**Task description**
The response should be an exact copy of the records, with the pictures removed.

**Data section**
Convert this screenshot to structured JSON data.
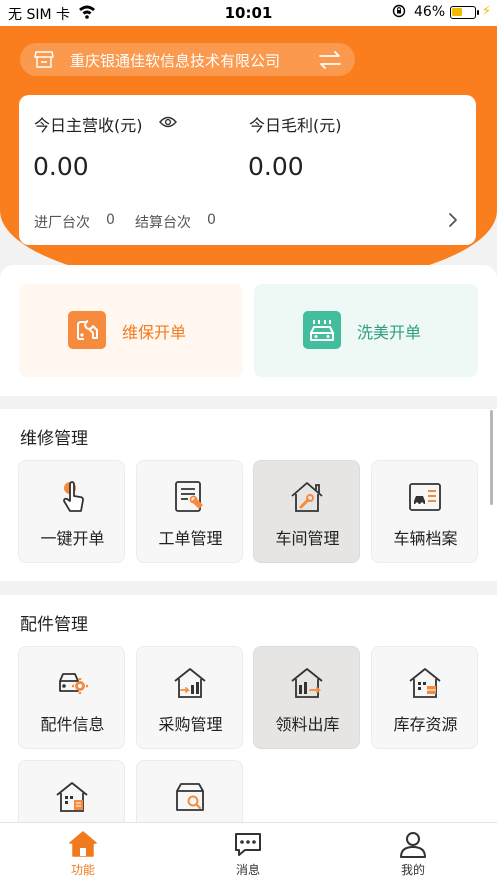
{
  "status_bar": {
    "carrier": "无 SIM 卡",
    "time": "10:01",
    "battery_percent": "46%",
    "battery_level": 0.46,
    "icons": [
      "wifi-icon",
      "orientation-lock-icon",
      "battery-icon",
      "charging-bolt-icon"
    ]
  },
  "header": {
    "company_name": "重庆银通佳软信息技术有限公司",
    "icons": [
      "shop-icon",
      "swap-icon"
    ]
  },
  "stats": {
    "revenue_label": "今日主营收(元)",
    "revenue_value": "0.00",
    "profit_label": "今日毛利(元)",
    "profit_value": "0.00",
    "entry_label": "进厂台次",
    "entry_count": "0",
    "settle_label": "结算台次",
    "settle_count": "0"
  },
  "quick_actions": [
    {
      "label": "维保开单",
      "icon": "wrench-car-icon"
    },
    {
      "label": "洗美开单",
      "icon": "car-wash-icon"
    }
  ],
  "repair_section": {
    "title": "维修管理",
    "items": [
      {
        "label": "一键开单",
        "icon": "tap-finger-icon"
      },
      {
        "label": "工单管理",
        "icon": "work-order-icon"
      },
      {
        "label": "车间管理",
        "icon": "workshop-icon"
      },
      {
        "label": "车辆档案",
        "icon": "vehicle-file-icon"
      }
    ]
  },
  "parts_section": {
    "title": "配件管理",
    "items": [
      {
        "label": "配件信息",
        "icon": "parts-info-icon"
      },
      {
        "label": "采购管理",
        "icon": "purchase-icon"
      },
      {
        "label": "领料出库",
        "icon": "outbound-icon"
      },
      {
        "label": "库存资源",
        "icon": "inventory-icon"
      },
      {
        "label": "",
        "icon": "warehouse-doc-icon"
      },
      {
        "label": "",
        "icon": "box-search-icon"
      }
    ]
  },
  "tabbar": {
    "items": [
      {
        "label": "功能",
        "icon": "home-icon",
        "active": true
      },
      {
        "label": "消息",
        "icon": "message-icon",
        "active": false
      },
      {
        "label": "我的",
        "icon": "user-icon",
        "active": false
      }
    ]
  },
  "colors": {
    "brand_orange": "#fa7e1e",
    "wash_green": "#42bd9d",
    "active_tile": "#e6e5e3"
  }
}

**Answer to this task**
Convert this screenshot to structured JSON data.
{
  "status_bar": {
    "carrier": "无 SIM 卡",
    "time": "10:01",
    "battery_percent": "46%",
    "battery_level": 0.46,
    "icons": [
      "wifi-icon",
      "orientation-lock-icon",
      "battery-icon",
      "charging-bolt-icon"
    ]
  },
  "header": {
    "company_name": "重庆银通佳软信息技术有限公司",
    "icons": [
      "shop-icon",
      "swap-icon"
    ]
  },
  "stats": {
    "revenue_label": "今日主营收(元)",
    "revenue_value": "0.00",
    "profit_label": "今日毛利(元)",
    "profit_value": "0.00",
    "entry_label": "进厂台次",
    "entry_count": "0",
    "settle_label": "结算台次",
    "settle_count": "0"
  },
  "quick_actions": [
    {
      "label": "维保开单",
      "icon": "wrench-car-icon"
    },
    {
      "label": "洗美开单",
      "icon": "car-wash-icon"
    }
  ],
  "repair_section": {
    "title": "维修管理",
    "items": [
      {
        "label": "一键开单",
        "icon": "tap-finger-icon"
      },
      {
        "label": "工单管理",
        "icon": "work-order-icon"
      },
      {
        "label": "车间管理",
        "icon": "workshop-icon"
      },
      {
        "label": "车辆档案",
        "icon": "vehicle-file-icon"
      }
    ]
  },
  "parts_section": {
    "title": "配件管理",
    "items": [
      {
        "label": "配件信息",
        "icon": "parts-info-icon"
      },
      {
        "label": "采购管理",
        "icon": "purchase-icon"
      },
      {
        "label": "领料出库",
        "icon": "outbound-icon"
      },
      {
        "label": "库存资源",
        "icon": "inventory-icon"
      },
      {
        "label": "",
        "icon": "warehouse-doc-icon"
      },
      {
        "label": "",
        "icon": "box-search-icon"
      }
    ]
  },
  "tabbar": {
    "items": [
      {
        "label": "功能",
        "icon": "home-icon",
        "active": true
      },
      {
        "label": "消息",
        "icon": "message-icon",
        "active": false
      },
      {
        "label": "我的",
        "icon": "user-icon",
        "active": false
      }
    ]
  },
  "colors": {
    "brand_orange": "#fa7e1e",
    "wash_green": "#42bd9d",
    "active_tile": "#e6e5e3"
  }
}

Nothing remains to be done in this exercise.